On 4 February, the United Nations Humanitarian Coordination Unit in DR Congo said tens of thousands of people were “trapped in the clutches of armed violence” as rebel forces advanced.
The rebels have already taken several areas, including Kitshanga, a town of around 60,000 people, and Kirolirwe, leaving several thousand people to flee.
On Monday, protests broke out for a third day in Goma, capital of North Kivu in eastern DR Congo, with barricades in the streets.
Protestors called all last weekend for the Regional Force of the Community of East African Member States to take more serious action to stop the advance of the M23 rebels. They also felt the UN peacekeeping mission in DR Congo could be more effective.
However, in a more positive development, the heads of state of the East African Community met in Burundi last weekend to address the serious situation in eastern DR Congo that also risks provoking a conflict with Rwanda, accused by the Congolese of providing direct military support to M23 rebels.
The summit, attended by the presidents of DR Congo, Rwanda, Uganda, Kenya, Tanzania and Burundi, ended by calling for an “immediate ceasefire by all parties” and the withdrawal of all armed groups, including foreigners, from the east of DR Congo.

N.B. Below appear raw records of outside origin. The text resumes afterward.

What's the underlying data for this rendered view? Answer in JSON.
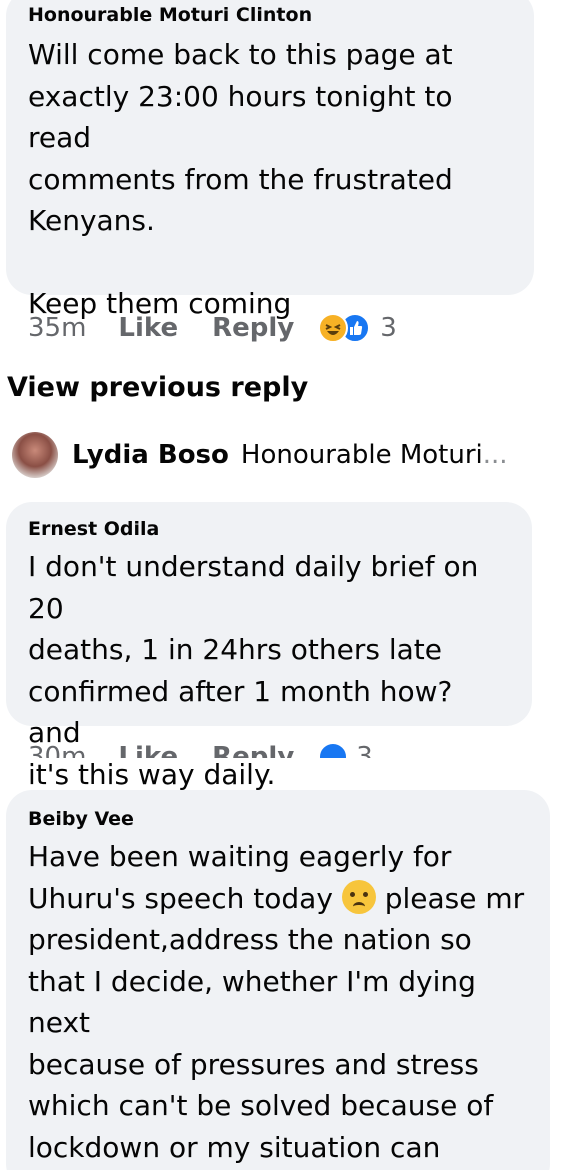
{
  "comments": [
    {
      "author": "Honourable Moturi Clinton",
      "text": "Will come back to this page at\nexactly 23:00 hours tonight to read\ncomments from the frustrated\nKenyans.\n\nKeep them coming",
      "time": "35m",
      "like_label": "Like",
      "reply_label": "Reply",
      "reaction_icons": [
        "haha-icon",
        "like-icon"
      ],
      "reaction_count": "3"
    },
    {
      "author": "Ernest Odila",
      "text": "I don't understand daily brief on 20\ndeaths, 1 in 24hrs others late\nconfirmed after 1 month how? and\nit's this way daily.",
      "time": "30m",
      "like_label": "Like",
      "reply_label": "Reply",
      "reaction_icons": [
        "like-icon"
      ],
      "reaction_count": "3"
    },
    {
      "author": "Beiby Vee",
      "text_before_emoji": "Have been waiting eagerly for\nUhuru's speech today ",
      "emoji": "crying-face-icon",
      "text_after_emoji": " please mr\npresident,address the nation so\nthat I decide, whether I'm dying next\nbecause of pressures and stress\nwhich can't be solved because of\nlockdown or my situation can\nchange"
    }
  ],
  "view_previous_reply": "View previous reply",
  "reply_preview": {
    "author": "Lydia Boso",
    "snippet": "Honourable Moturi",
    "ellipsis": "..."
  },
  "colors": {
    "bubble": "#f0f2f5",
    "meta_text": "#65676b",
    "like_blue": "#1877f2",
    "haha_yellow": "#f7b125"
  }
}
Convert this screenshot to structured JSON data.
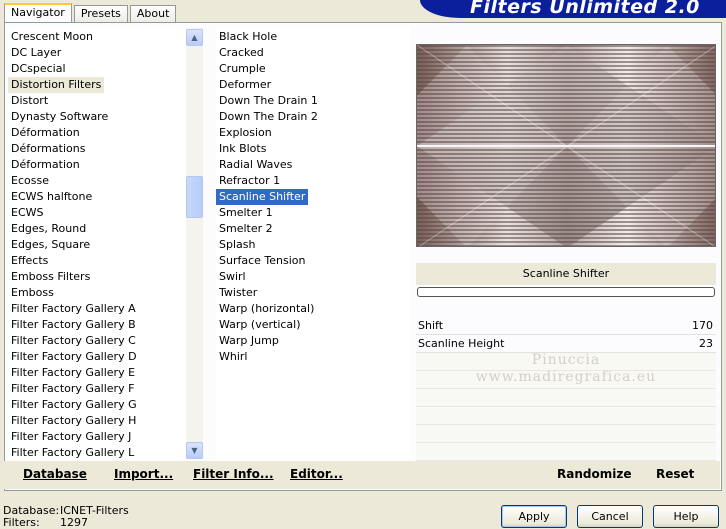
{
  "tabs": [
    "Navigator",
    "Presets",
    "About"
  ],
  "banner_title": "Filters Unlimited 2.0",
  "categories": [
    "Crescent Moon",
    "DC Layer",
    "DCspecial",
    "Distortion Filters",
    "Distort",
    "Dynasty Software",
    "Déformation",
    "Déformations",
    "Déformation",
    "Ecosse",
    "ECWS halftone",
    "ECWS",
    "Edges, Round",
    "Edges, Square",
    "Effects",
    "Emboss Filters",
    "Emboss",
    "Filter Factory Gallery A",
    "Filter Factory Gallery B",
    "Filter Factory Gallery C",
    "Filter Factory Gallery D",
    "Filter Factory Gallery E",
    "Filter Factory Gallery F",
    "Filter Factory Gallery G",
    "Filter Factory Gallery H",
    "Filter Factory Gallery J",
    "Filter Factory Gallery L"
  ],
  "selected_category": "Distortion Filters",
  "filters": [
    "Black Hole",
    "Cracked",
    "Crumple",
    "Deformer",
    "Down The Drain 1",
    "Down The Drain 2",
    "Explosion",
    "Ink Blots",
    "Radial Waves",
    "Refractor 1",
    "Scanline Shifter",
    "Smelter 1",
    "Smelter 2",
    "Splash",
    "Surface Tension",
    "Swirl",
    "Twister",
    "Warp (horizontal)",
    "Warp (vertical)",
    "Warp Jump",
    "Whirl"
  ],
  "selected_filter": "Scanline Shifter",
  "preview_filter_name": "Scanline Shifter",
  "params": [
    {
      "label": "Shift",
      "value": "170"
    },
    {
      "label": "Scanline Height",
      "value": "23"
    }
  ],
  "watermark": {
    "line1": "Pinuccia",
    "line2": "www.madiregrafica.eu"
  },
  "bottom_links": {
    "database": "Database",
    "import": "Import...",
    "filter_info": "Filter Info...",
    "editor": "Editor...",
    "randomize": "Randomize",
    "reset": "Reset"
  },
  "status": {
    "database_label": "Database:",
    "database_value": "ICNET-Filters",
    "filters_label": "Filters:",
    "filters_value": "1297"
  },
  "buttons": {
    "apply": "Apply",
    "cancel": "Cancel",
    "help": "Help"
  },
  "colors": {
    "selection": "#316ac5",
    "banner": "#0b1e9c",
    "dialog_bg": "#ece9d8"
  }
}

At the end of the papal visit to DR Congo, Cardinal Fridolin Ambongo Besungu of Kinshasa said the visit had drawn the world's attention to violence in Congo and to “what the Pope himself called a silent genocide, a genocide no one wants to talk about”.
This is where people are slaughtered by militias fighting for or financed by those who want to control the country’s vast mineral wealth.